There were seven traffic deaths in Longmont last year, same as 2021
stock car accident photo

Last year saw the most traffic deaths in Colorado since 1981 — and traffic death numbers did not improve in Longmont or Boulder County.

According to recently released numbers from the Colorado Department of Transportation, 745 people died in the state due to car crashes last year. In 2022, there were seven vehicle-related deaths in Longmont and 34 in Boulder County.

Boulder County saw the eighth highest number of traffic deaths in the state by county. Statewide, deaths have increased by 57% from 10 years ago.

Traffic deaths in Longmont have increased 250%, from two to seven, while the city’s population has grown by only 13.3%, according to U.S. Census Bureau estimates.

“I wish we could correlate the increase in fatalities to Colorado’s population growth, but that’s not the case,” CDOT Chief Engineer Keith Stefanik said. “After falling for 30 years, the rate of crashes has steadily risen during the last decade. Furthermore, for every fatality, there are five serious injuries caused by crashes on Colorado roads. These injuries can leave a devastating lifelong toll on individuals and their families.”

Longmont saw the same number of traffic deaths in 2022 as 2021 at seven, six traffic deaths in 2020, 12 in 2019 and six in 2018. Boulder County had 33 deaths in 2021, 16 in 2020, 26 in 2019 and 21 in 2018.

Of the people killed statewide in 2022, 36% were outside the vehicle — meaning pedestrians, motorcyclists and bicyclists. The number of motorcycle and pedestrian fatalities is the most on record since 1975, CDOT said.

More than a third of traffic deaths in Colorado were caused by an impaired driver, according to CDOT data, up 6% from 2021. Since 2019, deaths involving an impaired driver have risen by almost 60%.

While alcohol was the most common cause of impairment, the number of drivers with THC levels above the legal limit has risen in recent years.

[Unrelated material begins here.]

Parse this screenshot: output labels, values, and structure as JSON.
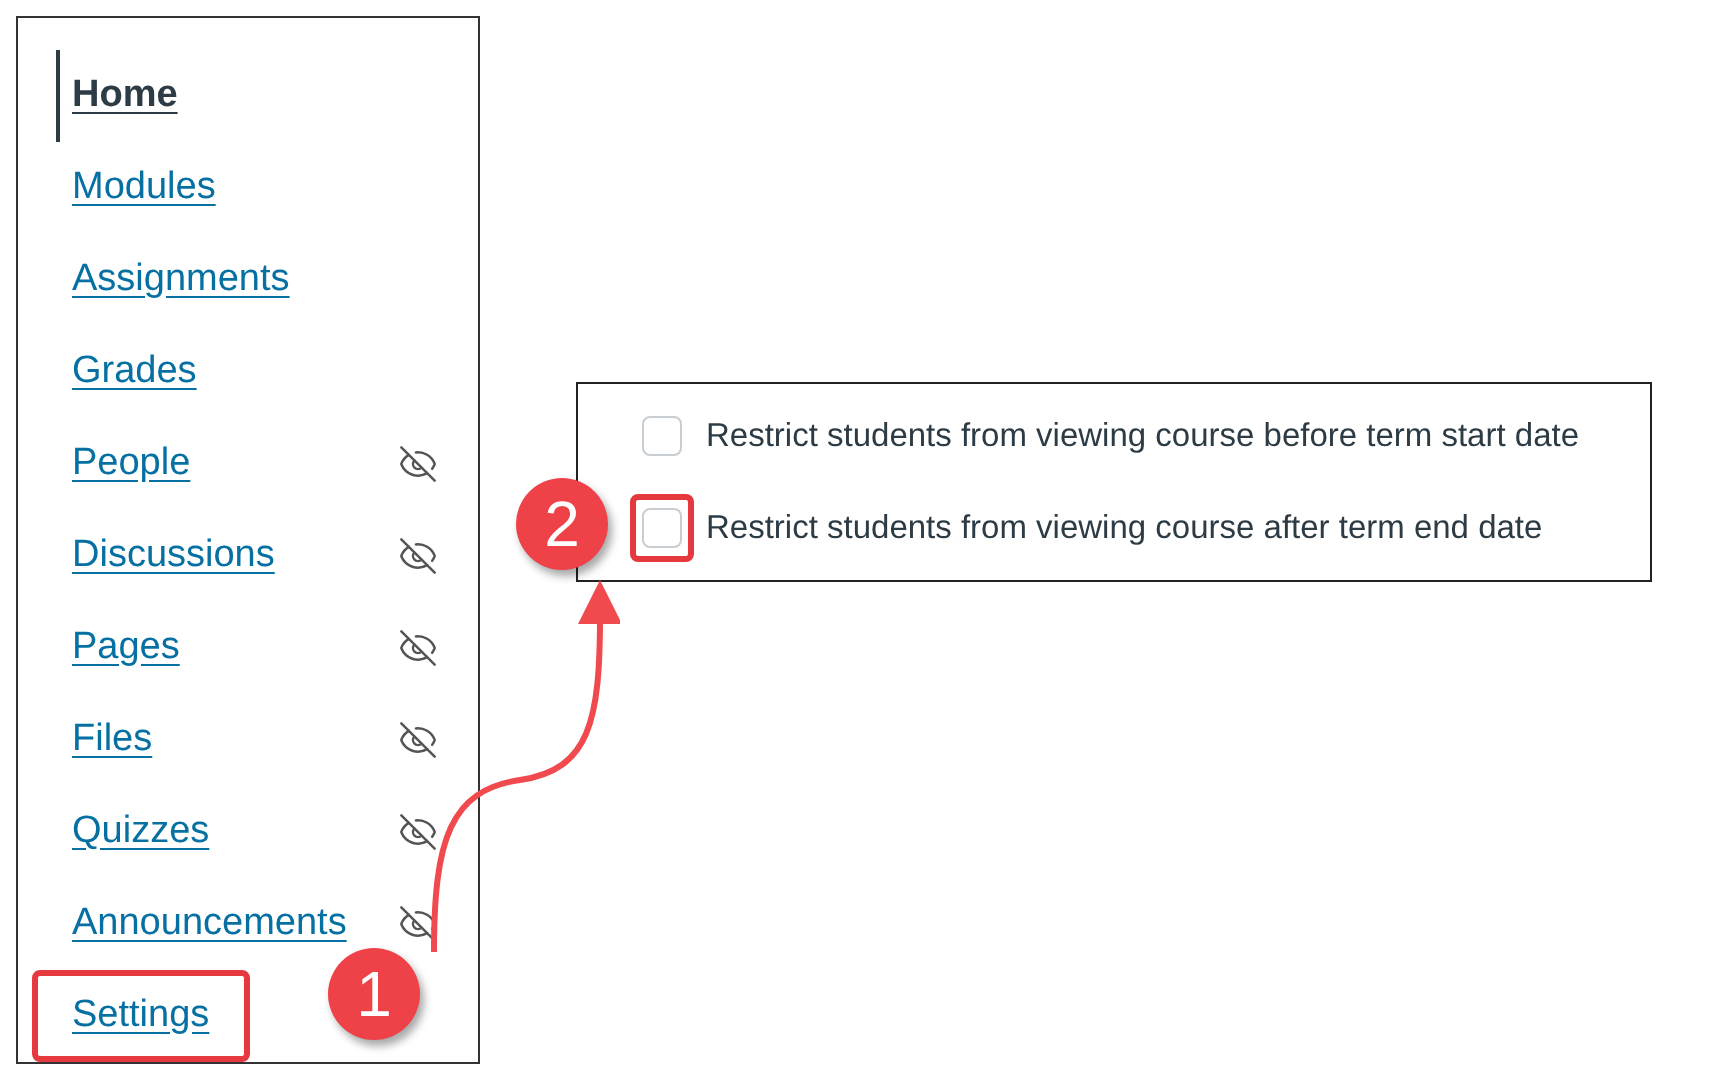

Combinations of drugs are also a problem, with 25% of impaired drivers in fatal crashes having more than one substance in their blood.

Seat belt use is another factor in these fatal crashes, with the majority of passenger vehicle occupants killed in crashes being unbuckled. Seat belt use in the state remains at 87%, behind the national average of 90%. 

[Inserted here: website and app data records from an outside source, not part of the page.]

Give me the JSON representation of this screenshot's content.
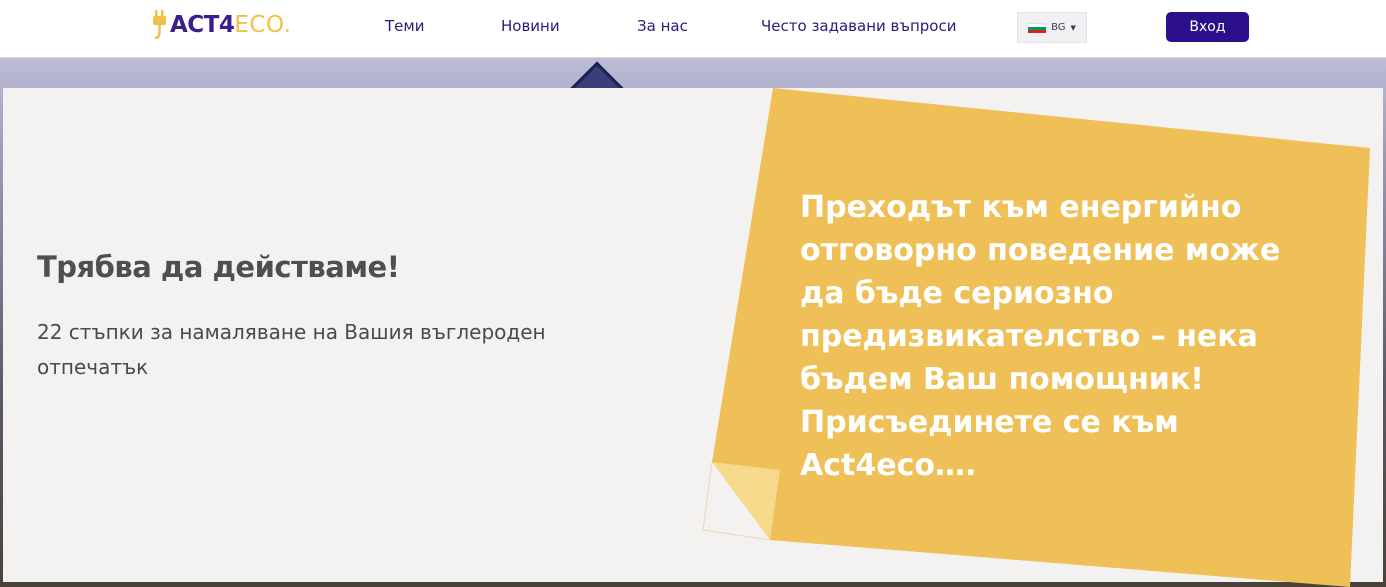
{
  "header": {
    "logo_act": "ACT4",
    "logo_eco": "ECO.",
    "nav": [
      {
        "label": "Теми"
      },
      {
        "label": "Новини"
      },
      {
        "label": "За нас"
      },
      {
        "label": "Често задавани въпроси"
      }
    ],
    "language": {
      "code": "BG",
      "flag_colors": [
        "#ffffff",
        "#00966e",
        "#d62612"
      ]
    },
    "login_label": "Вход"
  },
  "hero": {
    "title": "Трябва да действаме!",
    "subtitle": "22 стъпки за намаляване на Вашия въглероден отпечатък",
    "note_text": "Преходът към енергийно отговорно поведение може да бъде сериозно предизвикателство – нека бъдем Ваш помощник! Присъединете се към Act4eco….",
    "note_color": "#efc057",
    "note_fold_color": "#f6d98a"
  },
  "colors": {
    "brand_purple": "#2c0f8c",
    "accent_yellow": "#f0c04a"
  }
}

"Driver education and compliance with laws and regulations are key to maintaining safe roadways. Keeping our roads safe is a shared responsibility,” Colorado Division of Motor Vehicles Senior Director Electra Bustle said. "That education doesn’t end when you get your license. Driving poses a risk to others — it requires a lifelong commitment to do so safely.”

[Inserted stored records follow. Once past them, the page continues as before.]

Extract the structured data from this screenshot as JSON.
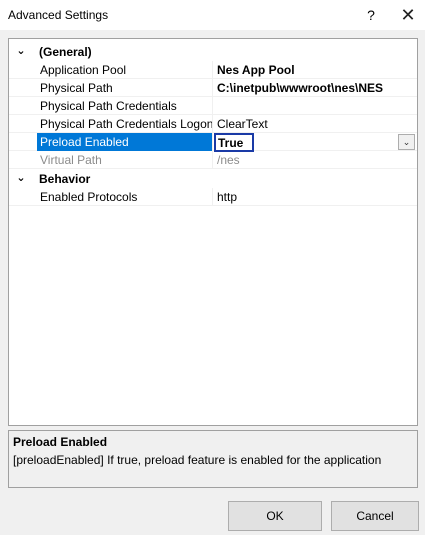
{
  "window": {
    "title": "Advanced Settings",
    "help_label": "?",
    "close_label": "✕"
  },
  "grid": {
    "categories": [
      {
        "label": "(General)",
        "toggle": "⌄"
      },
      {
        "label": "Behavior",
        "toggle": "⌄"
      }
    ],
    "properties": [
      {
        "name": "Application Pool",
        "value": "Nes App Pool"
      },
      {
        "name": "Physical Path",
        "value": "C:\\inetpub\\wwwroot\\nes\\NES"
      },
      {
        "name": "Physical Path Credentials",
        "value": ""
      },
      {
        "name": "Physical Path Credentials Logon",
        "value": "ClearText"
      },
      {
        "name": "Preload Enabled",
        "value": "True"
      },
      {
        "name": "Virtual Path",
        "value": "/nes"
      },
      {
        "name": "Enabled Protocols",
        "value": "http"
      }
    ],
    "dropdown_icon": "chevron-down-icon",
    "dropdown_glyph": "⌄"
  },
  "description": {
    "title": "Preload Enabled",
    "text": "[preloadEnabled] If true, preload feature is enabled for the application"
  },
  "buttons": {
    "ok": "OK",
    "cancel": "Cancel"
  },
  "colors": {
    "selection": "#0078d7",
    "edit_border": "#1a3aa6",
    "disabled_text": "#8c8c8c"
  }
}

El Paso County had the most traffic deaths last year at 83.